Cox was tearful on the podium, recalling her two-year journey from stroke symptoms in May 2014 which were later diagnosed as MS, a progressive disease which made her determined to compete in two sports in Rio.
"I'm just so happy that I've finally done it and I've got so far. This time two years ago I was at home, about to go into hospital to get my MS diagnosis," she said.
"To have come this far in such a short period of time is just a relief. I'm glad that I've done it.
"A lot of people thought I wouldn't be able to and there were moments when I doubted myself. But I knew when the classification got changed it was going to be the point where I worked my hardest.

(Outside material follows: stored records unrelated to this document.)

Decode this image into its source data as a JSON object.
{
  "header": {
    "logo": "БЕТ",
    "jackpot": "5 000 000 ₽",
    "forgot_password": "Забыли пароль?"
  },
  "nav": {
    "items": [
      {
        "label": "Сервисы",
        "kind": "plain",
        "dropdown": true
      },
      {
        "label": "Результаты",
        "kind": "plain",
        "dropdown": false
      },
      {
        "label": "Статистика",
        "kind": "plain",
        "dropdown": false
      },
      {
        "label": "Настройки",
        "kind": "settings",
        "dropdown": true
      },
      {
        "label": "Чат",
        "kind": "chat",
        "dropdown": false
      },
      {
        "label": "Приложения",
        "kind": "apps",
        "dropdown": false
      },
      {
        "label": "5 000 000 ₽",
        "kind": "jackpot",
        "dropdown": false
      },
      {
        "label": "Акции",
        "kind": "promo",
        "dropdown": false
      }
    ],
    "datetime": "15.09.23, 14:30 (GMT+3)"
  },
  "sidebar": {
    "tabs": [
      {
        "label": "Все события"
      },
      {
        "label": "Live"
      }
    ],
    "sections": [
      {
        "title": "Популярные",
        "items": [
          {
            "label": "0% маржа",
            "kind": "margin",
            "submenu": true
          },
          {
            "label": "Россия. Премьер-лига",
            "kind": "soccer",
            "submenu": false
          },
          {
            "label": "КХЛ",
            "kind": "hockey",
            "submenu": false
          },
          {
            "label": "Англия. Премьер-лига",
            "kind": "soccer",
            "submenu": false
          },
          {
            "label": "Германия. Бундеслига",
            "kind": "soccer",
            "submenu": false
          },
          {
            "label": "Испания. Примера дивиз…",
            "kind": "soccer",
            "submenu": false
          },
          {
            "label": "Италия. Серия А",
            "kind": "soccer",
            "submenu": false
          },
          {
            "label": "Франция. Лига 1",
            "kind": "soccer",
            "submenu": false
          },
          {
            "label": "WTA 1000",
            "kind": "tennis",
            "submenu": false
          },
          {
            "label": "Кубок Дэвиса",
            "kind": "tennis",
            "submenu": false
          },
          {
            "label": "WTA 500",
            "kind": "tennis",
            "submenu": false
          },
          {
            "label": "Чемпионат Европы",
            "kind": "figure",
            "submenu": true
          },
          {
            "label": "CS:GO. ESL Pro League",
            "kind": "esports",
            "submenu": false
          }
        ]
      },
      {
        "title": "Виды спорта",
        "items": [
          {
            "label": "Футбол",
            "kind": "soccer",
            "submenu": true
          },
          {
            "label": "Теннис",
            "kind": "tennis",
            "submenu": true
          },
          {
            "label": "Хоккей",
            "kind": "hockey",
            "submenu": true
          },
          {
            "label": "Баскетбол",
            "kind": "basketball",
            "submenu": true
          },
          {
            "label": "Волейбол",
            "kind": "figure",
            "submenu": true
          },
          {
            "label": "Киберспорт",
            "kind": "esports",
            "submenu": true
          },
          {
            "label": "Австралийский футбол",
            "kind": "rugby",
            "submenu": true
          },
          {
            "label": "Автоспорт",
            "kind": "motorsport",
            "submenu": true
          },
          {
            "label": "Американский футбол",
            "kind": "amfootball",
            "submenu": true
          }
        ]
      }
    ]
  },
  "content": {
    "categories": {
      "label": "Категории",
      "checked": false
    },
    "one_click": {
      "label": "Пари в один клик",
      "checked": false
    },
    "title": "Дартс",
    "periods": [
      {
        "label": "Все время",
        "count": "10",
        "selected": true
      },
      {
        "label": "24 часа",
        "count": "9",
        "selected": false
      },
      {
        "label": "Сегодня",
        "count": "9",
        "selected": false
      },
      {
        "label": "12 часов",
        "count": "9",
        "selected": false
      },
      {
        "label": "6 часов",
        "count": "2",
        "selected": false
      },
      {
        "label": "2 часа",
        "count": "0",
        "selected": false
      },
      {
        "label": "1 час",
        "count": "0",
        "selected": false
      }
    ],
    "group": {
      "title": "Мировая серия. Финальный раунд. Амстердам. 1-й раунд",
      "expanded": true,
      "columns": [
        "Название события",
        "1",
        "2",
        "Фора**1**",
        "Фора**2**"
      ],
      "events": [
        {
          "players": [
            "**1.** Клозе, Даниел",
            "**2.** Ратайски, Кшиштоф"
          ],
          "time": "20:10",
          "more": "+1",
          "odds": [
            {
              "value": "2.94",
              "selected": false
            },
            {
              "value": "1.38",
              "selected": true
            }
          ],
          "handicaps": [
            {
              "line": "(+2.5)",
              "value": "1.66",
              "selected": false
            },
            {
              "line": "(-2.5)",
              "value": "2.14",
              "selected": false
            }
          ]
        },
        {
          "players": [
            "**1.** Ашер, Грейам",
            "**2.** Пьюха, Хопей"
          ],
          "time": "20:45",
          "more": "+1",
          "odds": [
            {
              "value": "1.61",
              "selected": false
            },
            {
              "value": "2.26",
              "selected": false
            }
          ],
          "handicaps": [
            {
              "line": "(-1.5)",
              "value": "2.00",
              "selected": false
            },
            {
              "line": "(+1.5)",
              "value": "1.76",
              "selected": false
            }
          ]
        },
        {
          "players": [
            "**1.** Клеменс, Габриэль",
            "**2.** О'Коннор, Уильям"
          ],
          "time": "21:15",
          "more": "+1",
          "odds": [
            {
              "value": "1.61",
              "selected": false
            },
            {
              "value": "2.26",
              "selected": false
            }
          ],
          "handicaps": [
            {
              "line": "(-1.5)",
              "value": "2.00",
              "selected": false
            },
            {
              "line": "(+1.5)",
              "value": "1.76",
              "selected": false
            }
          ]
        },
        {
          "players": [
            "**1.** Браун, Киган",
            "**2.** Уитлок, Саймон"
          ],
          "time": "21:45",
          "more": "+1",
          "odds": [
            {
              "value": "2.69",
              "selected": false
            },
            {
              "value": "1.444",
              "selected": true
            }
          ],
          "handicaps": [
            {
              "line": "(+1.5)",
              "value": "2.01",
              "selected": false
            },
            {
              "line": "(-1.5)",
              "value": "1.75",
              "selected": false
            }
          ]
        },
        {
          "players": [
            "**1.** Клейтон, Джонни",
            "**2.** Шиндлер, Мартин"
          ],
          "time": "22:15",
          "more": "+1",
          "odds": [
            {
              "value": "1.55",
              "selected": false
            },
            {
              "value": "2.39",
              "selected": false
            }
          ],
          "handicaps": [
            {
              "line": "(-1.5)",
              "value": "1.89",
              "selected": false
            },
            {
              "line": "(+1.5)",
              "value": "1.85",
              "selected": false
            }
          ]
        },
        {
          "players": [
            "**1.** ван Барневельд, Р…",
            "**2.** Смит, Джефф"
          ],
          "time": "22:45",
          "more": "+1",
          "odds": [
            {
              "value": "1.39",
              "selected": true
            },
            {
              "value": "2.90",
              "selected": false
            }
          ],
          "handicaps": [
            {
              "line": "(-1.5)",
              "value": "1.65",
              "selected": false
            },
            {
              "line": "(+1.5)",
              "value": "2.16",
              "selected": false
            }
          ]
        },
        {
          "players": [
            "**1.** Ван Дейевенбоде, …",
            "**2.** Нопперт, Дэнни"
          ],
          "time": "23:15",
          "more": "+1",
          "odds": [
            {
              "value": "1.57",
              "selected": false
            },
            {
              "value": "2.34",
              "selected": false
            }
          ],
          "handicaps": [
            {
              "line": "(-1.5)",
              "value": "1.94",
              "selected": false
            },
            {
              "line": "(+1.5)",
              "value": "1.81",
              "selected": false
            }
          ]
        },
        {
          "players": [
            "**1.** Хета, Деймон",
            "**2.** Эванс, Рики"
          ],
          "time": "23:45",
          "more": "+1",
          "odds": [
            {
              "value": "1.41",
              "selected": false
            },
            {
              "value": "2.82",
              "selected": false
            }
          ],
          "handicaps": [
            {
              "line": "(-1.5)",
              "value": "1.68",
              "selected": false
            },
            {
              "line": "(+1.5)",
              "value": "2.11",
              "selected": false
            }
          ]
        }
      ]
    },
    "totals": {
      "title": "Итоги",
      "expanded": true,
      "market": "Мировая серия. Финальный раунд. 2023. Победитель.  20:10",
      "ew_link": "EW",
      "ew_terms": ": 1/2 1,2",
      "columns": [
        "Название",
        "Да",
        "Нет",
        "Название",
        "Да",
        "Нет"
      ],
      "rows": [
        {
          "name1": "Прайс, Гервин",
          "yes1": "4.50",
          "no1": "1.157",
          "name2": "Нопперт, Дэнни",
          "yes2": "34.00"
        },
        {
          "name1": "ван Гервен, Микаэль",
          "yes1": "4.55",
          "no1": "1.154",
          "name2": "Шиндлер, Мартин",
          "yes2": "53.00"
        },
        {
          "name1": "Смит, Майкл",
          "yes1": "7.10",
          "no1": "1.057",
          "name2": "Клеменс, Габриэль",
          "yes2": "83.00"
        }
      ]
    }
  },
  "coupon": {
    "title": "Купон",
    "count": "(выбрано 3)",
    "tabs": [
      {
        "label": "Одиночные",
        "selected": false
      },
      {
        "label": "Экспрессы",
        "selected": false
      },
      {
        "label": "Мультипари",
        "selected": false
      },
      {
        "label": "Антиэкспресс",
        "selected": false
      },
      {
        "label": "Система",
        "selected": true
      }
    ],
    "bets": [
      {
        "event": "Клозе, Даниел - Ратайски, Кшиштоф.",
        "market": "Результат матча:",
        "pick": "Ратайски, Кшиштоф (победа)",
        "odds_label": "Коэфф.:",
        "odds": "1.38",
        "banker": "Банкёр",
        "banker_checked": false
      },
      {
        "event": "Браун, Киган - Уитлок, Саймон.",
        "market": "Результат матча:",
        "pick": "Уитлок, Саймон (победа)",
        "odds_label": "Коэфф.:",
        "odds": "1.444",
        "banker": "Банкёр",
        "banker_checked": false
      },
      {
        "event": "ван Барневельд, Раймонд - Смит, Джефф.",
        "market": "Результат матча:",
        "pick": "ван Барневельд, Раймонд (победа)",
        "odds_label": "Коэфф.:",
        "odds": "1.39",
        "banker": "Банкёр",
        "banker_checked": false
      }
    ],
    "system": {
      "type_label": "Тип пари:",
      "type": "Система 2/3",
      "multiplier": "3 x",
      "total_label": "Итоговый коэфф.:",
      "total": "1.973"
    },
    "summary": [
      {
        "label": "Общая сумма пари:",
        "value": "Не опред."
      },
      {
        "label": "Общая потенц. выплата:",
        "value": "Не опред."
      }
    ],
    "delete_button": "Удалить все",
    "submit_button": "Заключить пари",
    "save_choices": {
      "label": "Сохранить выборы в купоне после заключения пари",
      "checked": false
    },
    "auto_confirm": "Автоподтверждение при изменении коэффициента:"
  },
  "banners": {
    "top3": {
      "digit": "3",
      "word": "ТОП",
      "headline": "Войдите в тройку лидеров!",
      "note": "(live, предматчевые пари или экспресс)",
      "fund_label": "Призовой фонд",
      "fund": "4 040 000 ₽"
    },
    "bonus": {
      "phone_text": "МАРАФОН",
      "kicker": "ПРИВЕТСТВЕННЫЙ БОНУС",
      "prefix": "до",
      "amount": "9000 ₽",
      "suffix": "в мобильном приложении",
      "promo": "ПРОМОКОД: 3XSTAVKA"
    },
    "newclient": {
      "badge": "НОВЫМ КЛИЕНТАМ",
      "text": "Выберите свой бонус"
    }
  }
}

"I absolutely dug in and gave it everything. I knew on my day I'd be good enough to beat anyone and I've done it."
World champion Cox won gold in a world record of 35.716 seconds.
The event was factored in her favour, so her time was rounded down to 34.598 seconds, but she was quicker than everyone else regardless.
Dame Sarah Storey was the defending champion but fully expected Cox - with the factor in her favour - to beat her.
Dame Sarah, who won her 12th Paralympic title on Thursday and will target two more on the road next week, switched from swimming to cycling in 2005, She eventually finished fourth on Saturday, with Crystal Lane fifth.
Of Cox, she said: "At first I thought it wouldn't be possible. Hats off, it's been possible and she's done a great job."
British Cycling's para-cycling head coach Jon Norfolk paid tribute to Cox, who juggled cycling sessions in Manchester with athletics sessions in Leeds.
"It was always going to be a big challenge, but we're all about big challenges," Norfolk said.
"She's one of these athletes you put on the start line and walk away and you know she'll deliver. She's a race-day deliverer."
So is wheelchair racer Cockroft, who claimed her third Paralympic title and first of the Rio Games in a Paralympic record time of 17.42 seconds. Kare Adenegan, 15, from Coventry, took silver.
In the following final, the T33 100m, Toby Gold took silver and Andrew Small bronze.
Sabrina Fortune earlier claimed bronze in the F20 shot put as the track and field squad claimed five medals on the day.
World champion Lewis, a lower leg amputee after he had a motorbike accident at the age of 16, earlier claimed Britain's 13th gold medal and the first of day three.
Swimmer Alice Tai claimed Britain's eighth medal of the day, with bronze in the S10 100m backstroke.